→ Work instruction:
Word for word, retype each record shown below.
--- Records shown Enclosed Below ---
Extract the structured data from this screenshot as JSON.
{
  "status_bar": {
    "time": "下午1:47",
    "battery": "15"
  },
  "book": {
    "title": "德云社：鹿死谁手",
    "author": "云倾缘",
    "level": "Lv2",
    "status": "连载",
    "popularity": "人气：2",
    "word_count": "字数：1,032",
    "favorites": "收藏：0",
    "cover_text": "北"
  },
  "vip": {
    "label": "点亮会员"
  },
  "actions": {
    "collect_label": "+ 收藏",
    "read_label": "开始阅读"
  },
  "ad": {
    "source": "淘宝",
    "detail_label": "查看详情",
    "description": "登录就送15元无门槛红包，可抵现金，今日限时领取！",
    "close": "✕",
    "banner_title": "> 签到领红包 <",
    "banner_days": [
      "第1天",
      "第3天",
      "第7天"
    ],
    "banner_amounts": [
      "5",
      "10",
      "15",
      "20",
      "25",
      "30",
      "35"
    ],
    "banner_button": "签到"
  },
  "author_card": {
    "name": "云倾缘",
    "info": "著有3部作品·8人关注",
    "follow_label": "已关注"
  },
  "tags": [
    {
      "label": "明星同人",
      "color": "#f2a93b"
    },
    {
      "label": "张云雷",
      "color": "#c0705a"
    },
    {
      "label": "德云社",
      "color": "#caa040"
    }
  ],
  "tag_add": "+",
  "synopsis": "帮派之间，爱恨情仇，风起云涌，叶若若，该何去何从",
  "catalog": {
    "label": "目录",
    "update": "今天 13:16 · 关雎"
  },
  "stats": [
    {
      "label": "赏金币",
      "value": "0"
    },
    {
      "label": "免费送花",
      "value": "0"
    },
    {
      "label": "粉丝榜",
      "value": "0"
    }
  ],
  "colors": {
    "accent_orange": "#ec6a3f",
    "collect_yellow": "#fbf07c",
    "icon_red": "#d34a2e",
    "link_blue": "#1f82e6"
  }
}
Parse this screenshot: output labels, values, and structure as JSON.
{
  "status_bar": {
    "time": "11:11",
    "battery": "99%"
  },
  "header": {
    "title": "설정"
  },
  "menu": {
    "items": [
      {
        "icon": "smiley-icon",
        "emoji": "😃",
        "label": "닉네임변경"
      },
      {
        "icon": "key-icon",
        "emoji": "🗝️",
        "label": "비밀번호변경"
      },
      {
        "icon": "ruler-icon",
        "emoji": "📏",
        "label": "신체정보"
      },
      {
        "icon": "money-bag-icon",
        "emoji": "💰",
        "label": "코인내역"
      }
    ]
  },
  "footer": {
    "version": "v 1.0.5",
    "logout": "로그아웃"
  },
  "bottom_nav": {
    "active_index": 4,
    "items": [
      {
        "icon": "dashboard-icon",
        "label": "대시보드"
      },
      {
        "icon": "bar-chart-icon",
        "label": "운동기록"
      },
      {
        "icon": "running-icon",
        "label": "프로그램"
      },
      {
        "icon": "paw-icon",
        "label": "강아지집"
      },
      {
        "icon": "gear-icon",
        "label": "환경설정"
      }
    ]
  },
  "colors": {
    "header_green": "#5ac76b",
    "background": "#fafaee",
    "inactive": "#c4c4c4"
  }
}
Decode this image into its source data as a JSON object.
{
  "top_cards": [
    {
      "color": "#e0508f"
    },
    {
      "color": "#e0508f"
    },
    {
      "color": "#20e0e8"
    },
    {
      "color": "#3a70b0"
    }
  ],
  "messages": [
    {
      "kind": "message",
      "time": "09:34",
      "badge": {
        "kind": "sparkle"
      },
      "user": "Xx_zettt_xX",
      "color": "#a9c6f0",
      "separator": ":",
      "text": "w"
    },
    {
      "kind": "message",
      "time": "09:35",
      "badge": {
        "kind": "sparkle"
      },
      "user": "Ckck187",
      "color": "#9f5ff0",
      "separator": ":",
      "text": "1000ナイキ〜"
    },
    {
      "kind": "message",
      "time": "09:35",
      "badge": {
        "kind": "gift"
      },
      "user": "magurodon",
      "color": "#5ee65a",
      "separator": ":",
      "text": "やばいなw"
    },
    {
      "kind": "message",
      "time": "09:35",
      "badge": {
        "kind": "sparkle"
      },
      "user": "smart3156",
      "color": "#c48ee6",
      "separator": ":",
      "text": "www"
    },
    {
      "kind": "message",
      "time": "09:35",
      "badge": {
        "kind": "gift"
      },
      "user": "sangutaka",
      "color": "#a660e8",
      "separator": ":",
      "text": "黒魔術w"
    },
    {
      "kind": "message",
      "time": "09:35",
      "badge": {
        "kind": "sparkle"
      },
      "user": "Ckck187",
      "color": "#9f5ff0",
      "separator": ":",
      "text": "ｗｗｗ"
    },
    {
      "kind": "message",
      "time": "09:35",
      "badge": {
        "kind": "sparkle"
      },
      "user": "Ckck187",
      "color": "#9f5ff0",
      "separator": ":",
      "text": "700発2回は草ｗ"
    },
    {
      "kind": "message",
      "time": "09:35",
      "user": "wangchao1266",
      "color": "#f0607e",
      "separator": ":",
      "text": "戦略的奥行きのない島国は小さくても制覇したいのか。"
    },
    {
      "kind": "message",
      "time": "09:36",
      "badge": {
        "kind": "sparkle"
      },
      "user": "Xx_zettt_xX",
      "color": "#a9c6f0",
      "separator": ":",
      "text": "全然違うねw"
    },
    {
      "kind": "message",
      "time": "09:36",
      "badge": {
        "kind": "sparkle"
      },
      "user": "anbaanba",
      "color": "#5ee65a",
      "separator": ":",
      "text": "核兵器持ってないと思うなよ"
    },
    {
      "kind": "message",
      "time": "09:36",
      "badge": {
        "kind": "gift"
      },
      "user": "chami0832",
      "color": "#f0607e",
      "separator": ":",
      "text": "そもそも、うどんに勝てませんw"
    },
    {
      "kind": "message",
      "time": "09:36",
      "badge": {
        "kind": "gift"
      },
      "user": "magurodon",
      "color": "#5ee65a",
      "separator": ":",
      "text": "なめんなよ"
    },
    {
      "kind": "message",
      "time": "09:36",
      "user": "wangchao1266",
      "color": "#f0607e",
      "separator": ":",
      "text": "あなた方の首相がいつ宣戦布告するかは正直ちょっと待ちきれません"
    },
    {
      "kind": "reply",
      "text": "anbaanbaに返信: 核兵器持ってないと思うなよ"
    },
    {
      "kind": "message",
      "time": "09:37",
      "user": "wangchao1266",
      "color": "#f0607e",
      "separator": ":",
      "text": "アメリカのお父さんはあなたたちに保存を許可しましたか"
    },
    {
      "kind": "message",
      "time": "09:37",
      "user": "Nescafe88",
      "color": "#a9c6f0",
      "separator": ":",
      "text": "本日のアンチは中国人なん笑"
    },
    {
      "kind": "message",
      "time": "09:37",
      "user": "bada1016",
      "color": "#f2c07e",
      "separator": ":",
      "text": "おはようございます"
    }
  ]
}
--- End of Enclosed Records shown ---
→ Exercise result:
Extract the structured data from this screenshot as JSON.
{
  "status_bar": {
    "time": "下午1:47",
    "battery": "15"
  },
  "book": {
    "title": "德云社：鹿死谁手",
    "author": "云倾缘",
    "level": "Lv2",
    "status": "连载",
    "popularity": "人气：2",
    "word_count": "字数：1,032",
    "favorites": "收藏：0",
    "cover_text": "北"
  },
  "vip": {
    "label": "点亮会员"
  },
  "actions": {
    "collect_label": "+ 收藏",
    "read_label": "开始阅读"
  },
  "ad": {
    "source": "淘宝",
    "detail_label": "查看详情",
    "description": "登录就送15元无门槛红包，可抵现金，今日限时领取！",
    "close": "✕",
    "banner_title": "> 签到领红包 <",
    "banner_days": [
      "第1天",
      "第3天",
      "第7天"
    ],
    "banner_amounts": [
      "5",
      "10",
      "15",
      "20",
      "25",
      "30",
      "35"
    ],
    "banner_button": "签到"
  },
  "author_card": {
    "name": "云倾缘",
    "info": "著有3部作品·8人关注",
    "follow_label": "已关注"
  },
  "tags": [
    {
      "label": "明星同人",
      "color": "#f2a93b"
    },
    {
      "label": "张云雷",
      "color": "#c0705a"
    },
    {
      "label": "德云社",
      "color": "#caa040"
    }
  ],
  "tag_add": "+",
  "synopsis": "帮派之间，爱恨情仇，风起云涌，叶若若，该何去何从",
  "catalog": {
    "label": "目录",
    "update": "今天 13:16 · 关雎"
  },
  "stats": [
    {
      "label": "赏金币",
      "value": "0"
    },
    {
      "label": "免费送花",
      "value": "0"
    },
    {
      "label": "粉丝榜",
      "value": "0"
    }
  ],
  "colors": {
    "accent_orange": "#ec6a3f",
    "collect_yellow": "#fbf07c",
    "icon_red": "#d34a2e",
    "link_blue": "#1f82e6"
  }
}
Parse this screenshot: output labels, values, and structure as JSON.
{
  "status_bar": {
    "time": "11:11",
    "battery": "99%"
  },
  "header": {
    "title": "설정"
  },
  "menu": {
    "items": [
      {
        "icon": "smiley-icon",
        "emoji": "😃",
        "label": "닉네임변경"
      },
      {
        "icon": "key-icon",
        "emoji": "🗝️",
        "label": "비밀번호변경"
      },
      {
        "icon": "ruler-icon",
        "emoji": "📏",
        "label": "신체정보"
      },
      {
        "icon": "money-bag-icon",
        "emoji": "💰",
        "label": "코인내역"
      }
    ]
  },
  "footer": {
    "version": "v 1.0.5",
    "logout": "로그아웃"
  },
  "bottom_nav": {
    "active_index": 4,
    "items": [
      {
        "icon": "dashboard-icon",
        "label": "대시보드"
      },
      {
        "icon": "bar-chart-icon",
        "label": "운동기록"
      },
      {
        "icon": "running-icon",
        "label": "프로그램"
      },
      {
        "icon": "paw-icon",
        "label": "강아지집"
      },
      {
        "icon": "gear-icon",
        "label": "환경설정"
      }
    ]
  },
  "colors": {
    "header_green": "#5ac76b",
    "background": "#fafaee",
    "inactive": "#c4c4c4"
  }
}
Decode this image into its source data as a JSON object.
{
  "top_cards": [
    {
      "color": "#e0508f"
    },
    {
      "color": "#e0508f"
    },
    {
      "color": "#20e0e8"
    },
    {
      "color": "#3a70b0"
    }
  ],
  "messages": [
    {
      "kind": "message",
      "time": "09:34",
      "badge": {
        "kind": "sparkle"
      },
      "user": "Xx_zettt_xX",
      "color": "#a9c6f0",
      "separator": ":",
      "text": "w"
    },
    {
      "kind": "message",
      "time": "09:35",
      "badge": {
        "kind": "sparkle"
      },
      "user": "Ckck187",
      "color": "#9f5ff0",
      "separator": ":",
      "text": "1000ナイキ〜"
    },
    {
      "kind": "message",
      "time": "09:35",
      "badge": {
        "kind": "gift"
      },
      "user": "magurodon",
      "color": "#5ee65a",
      "separator": ":",
      "text": "やばいなw"
    },
    {
      "kind": "message",
      "time": "09:35",
      "badge": {
        "kind": "sparkle"
      },
      "user": "smart3156",
      "color": "#c48ee6",
      "separator": ":",
      "text": "www"
    },
    {
      "kind": "message",
      "time": "09:35",
      "badge": {
        "kind": "gift"
      },
      "user": "sangutaka",
      "color": "#a660e8",
      "separator": ":",
      "text": "黒魔術w"
    },
    {
      "kind": "message",
      "time": "09:35",
      "badge": {
        "kind": "sparkle"
      },
      "user": "Ckck187",
      "color": "#9f5ff0",
      "separator": ":",
      "text": "ｗｗｗ"
    },
    {
      "kind": "message",
      "time": "09:35",
      "badge": {
        "kind": "sparkle"
      },
      "user": "Ckck187",
      "color": "#9f5ff0",
      "separator": ":",
      "text": "700発2回は草ｗ"
    },
    {
      "kind": "message",
      "time": "09:35",
      "user": "wangchao1266",
      "color": "#f0607e",
      "separator": ":",
      "text": "戦略的奥行きのない島国は小さくても制覇したいのか。"
    },
    {
      "kind": "message",
      "time": "09:36",
      "badge": {
        "kind": "sparkle"
      },
      "user": "Xx_zettt_xX",
      "color": "#a9c6f0",
      "separator": ":",
      "text": "全然違うねw"
    },
    {
      "kind": "message",
      "time": "09:36",
      "badge": {
        "kind": "sparkle"
      },
      "user": "anbaanba",
      "color": "#5ee65a",
      "separator": ":",
      "text": "核兵器持ってないと思うなよ"
    },
    {
      "kind": "message",
      "time": "09:36",
      "badge": {
        "kind": "gift"
      },
      "user": "chami0832",
      "color": "#f0607e",
      "separator": ":",
      "text": "そもそも、うどんに勝てませんw"
    },
    {
      "kind": "message",
      "time": "09:36",
      "badge": {
        "kind": "gift"
      },
      "user": "magurodon",
      "color": "#5ee65a",
      "separator": ":",
      "text": "なめんなよ"
    },
    {
      "kind": "message",
      "time": "09:36",
      "user": "wangchao1266",
      "color": "#f0607e",
      "separator": ":",
      "text": "あなた方の首相がいつ宣戦布告するかは正直ちょっと待ちきれません"
    },
    {
      "kind": "reply",
      "text": "anbaanbaに返信: 核兵器持ってないと思うなよ"
    },
    {
      "kind": "message",
      "time": "09:37",
      "user": "wangchao1266",
      "color": "#f0607e",
      "separator": ":",
      "text": "アメリカのお父さんはあなたたちに保存を許可しましたか"
    },
    {
      "kind": "message",
      "time": "09:37",
      "user": "Nescafe88",
      "color": "#a9c6f0",
      "separator": ":",
      "text": "本日のアンチは中国人なん笑"
    },
    {
      "kind": "message",
      "time": "09:37",
      "user": "bada1016",
      "color": "#f2c07e",
      "separator": ":",
      "text": "おはようございます"
    }
  ]
}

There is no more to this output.